> Raw data:
+++

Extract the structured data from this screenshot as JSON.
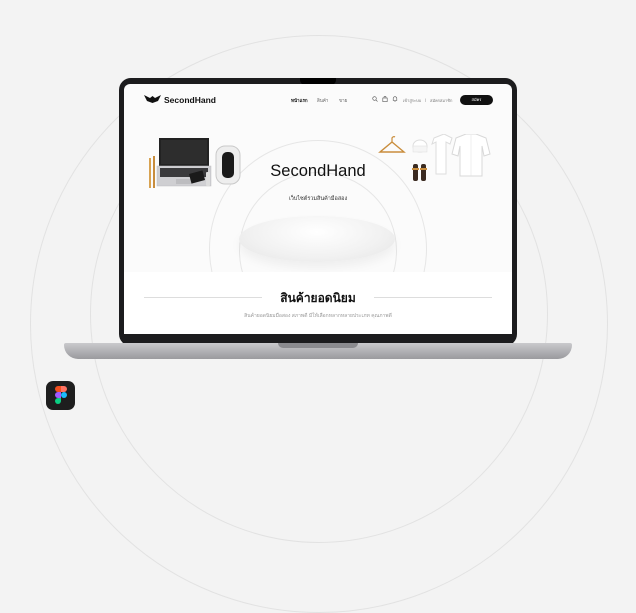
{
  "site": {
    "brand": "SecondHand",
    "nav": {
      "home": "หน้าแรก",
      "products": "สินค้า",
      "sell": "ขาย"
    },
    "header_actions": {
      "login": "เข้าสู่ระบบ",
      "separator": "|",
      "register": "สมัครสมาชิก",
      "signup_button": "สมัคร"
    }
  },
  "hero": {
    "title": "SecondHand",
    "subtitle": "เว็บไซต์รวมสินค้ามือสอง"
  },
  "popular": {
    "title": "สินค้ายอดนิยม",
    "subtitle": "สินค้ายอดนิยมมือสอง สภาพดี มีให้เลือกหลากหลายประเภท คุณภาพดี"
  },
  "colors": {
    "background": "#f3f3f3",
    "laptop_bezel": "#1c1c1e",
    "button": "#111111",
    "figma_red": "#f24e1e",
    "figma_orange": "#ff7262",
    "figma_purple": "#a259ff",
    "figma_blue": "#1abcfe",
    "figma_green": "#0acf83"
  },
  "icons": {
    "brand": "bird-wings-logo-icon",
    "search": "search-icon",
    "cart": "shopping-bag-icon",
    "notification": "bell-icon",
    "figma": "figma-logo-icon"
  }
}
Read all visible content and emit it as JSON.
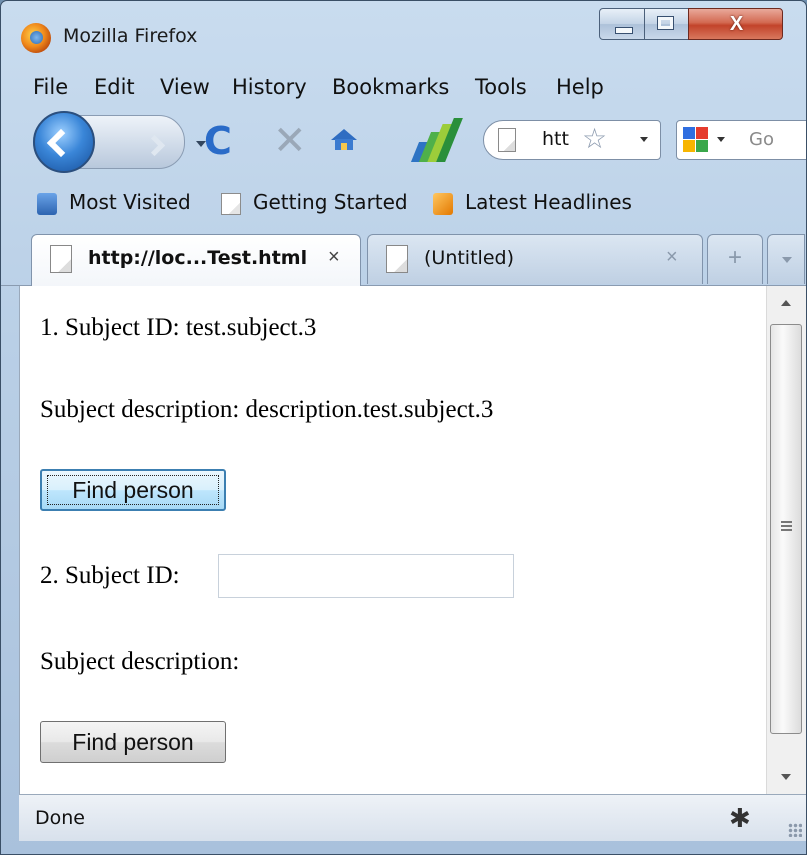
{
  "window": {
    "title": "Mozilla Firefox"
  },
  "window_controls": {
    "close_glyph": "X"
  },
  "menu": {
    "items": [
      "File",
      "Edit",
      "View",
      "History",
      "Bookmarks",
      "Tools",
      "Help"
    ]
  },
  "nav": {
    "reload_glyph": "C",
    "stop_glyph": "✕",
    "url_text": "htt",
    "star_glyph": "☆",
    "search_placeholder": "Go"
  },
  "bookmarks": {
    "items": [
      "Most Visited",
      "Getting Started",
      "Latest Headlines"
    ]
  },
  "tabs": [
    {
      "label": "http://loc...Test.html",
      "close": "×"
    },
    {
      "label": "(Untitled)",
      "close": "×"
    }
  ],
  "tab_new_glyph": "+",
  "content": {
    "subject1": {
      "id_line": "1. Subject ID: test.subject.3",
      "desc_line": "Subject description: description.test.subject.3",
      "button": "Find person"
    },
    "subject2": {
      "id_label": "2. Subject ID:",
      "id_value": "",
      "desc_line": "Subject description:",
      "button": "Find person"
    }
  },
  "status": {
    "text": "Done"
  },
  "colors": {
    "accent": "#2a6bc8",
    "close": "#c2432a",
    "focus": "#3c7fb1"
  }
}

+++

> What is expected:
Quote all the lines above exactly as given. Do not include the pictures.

> Result for this exercise:
Extract the structured data from this screenshot as JSON.
{
  "site": {
    "brand": "SecondHand",
    "nav": {
      "home": "หน้าแรก",
      "products": "สินค้า",
      "sell": "ขาย"
    },
    "header_actions": {
      "login": "เข้าสู่ระบบ",
      "separator": "|",
      "register": "สมัครสมาชิก",
      "signup_button": "สมัคร"
    }
  },
  "hero": {
    "title": "SecondHand",
    "subtitle": "เว็บไซต์รวมสินค้ามือสอง"
  },
  "popular": {
    "title": "สินค้ายอดนิยม",
    "subtitle": "สินค้ายอดนิยมมือสอง สภาพดี มีให้เลือกหลากหลายประเภท คุณภาพดี"
  },
  "colors": {
    "background": "#f3f3f3",
    "laptop_bezel": "#1c1c1e",
    "button": "#111111",
    "figma_red": "#f24e1e",
    "figma_orange": "#ff7262",
    "figma_purple": "#a259ff",
    "figma_blue": "#1abcfe",
    "figma_green": "#0acf83"
  },
  "icons": {
    "brand": "bird-wings-logo-icon",
    "search": "search-icon",
    "cart": "shopping-bag-icon",
    "notification": "bell-icon",
    "figma": "figma-logo-icon"
  }
}
Read all visible content and emit it as JSON.
{
  "window": {
    "title": "Mozilla Firefox"
  },
  "window_controls": {
    "close_glyph": "X"
  },
  "menu": {
    "items": [
      "File",
      "Edit",
      "View",
      "History",
      "Bookmarks",
      "Tools",
      "Help"
    ]
  },
  "nav": {
    "reload_glyph": "C",
    "stop_glyph": "✕",
    "url_text": "htt",
    "star_glyph": "☆",
    "search_placeholder": "Go"
  },
  "bookmarks": {
    "items": [
      "Most Visited",
      "Getting Started",
      "Latest Headlines"
    ]
  },
  "tabs": [
    {
      "label": "http://loc...Test.html",
      "close": "×"
    },
    {
      "label": "(Untitled)",
      "close": "×"
    }
  ],
  "tab_new_glyph": "+",
  "content": {
    "subject1": {
      "id_line": "1. Subject ID: test.subject.3",
      "desc_line": "Subject description: description.test.subject.3",
      "button": "Find person"
    },
    "subject2": {
      "id_label": "2. Subject ID:",
      "id_value": "",
      "desc_line": "Subject description:",
      "button": "Find person"
    }
  },
  "status": {
    "text": "Done"
  },
  "colors": {
    "accent": "#2a6bc8",
    "close": "#c2432a",
    "focus": "#3c7fb1"
  }
}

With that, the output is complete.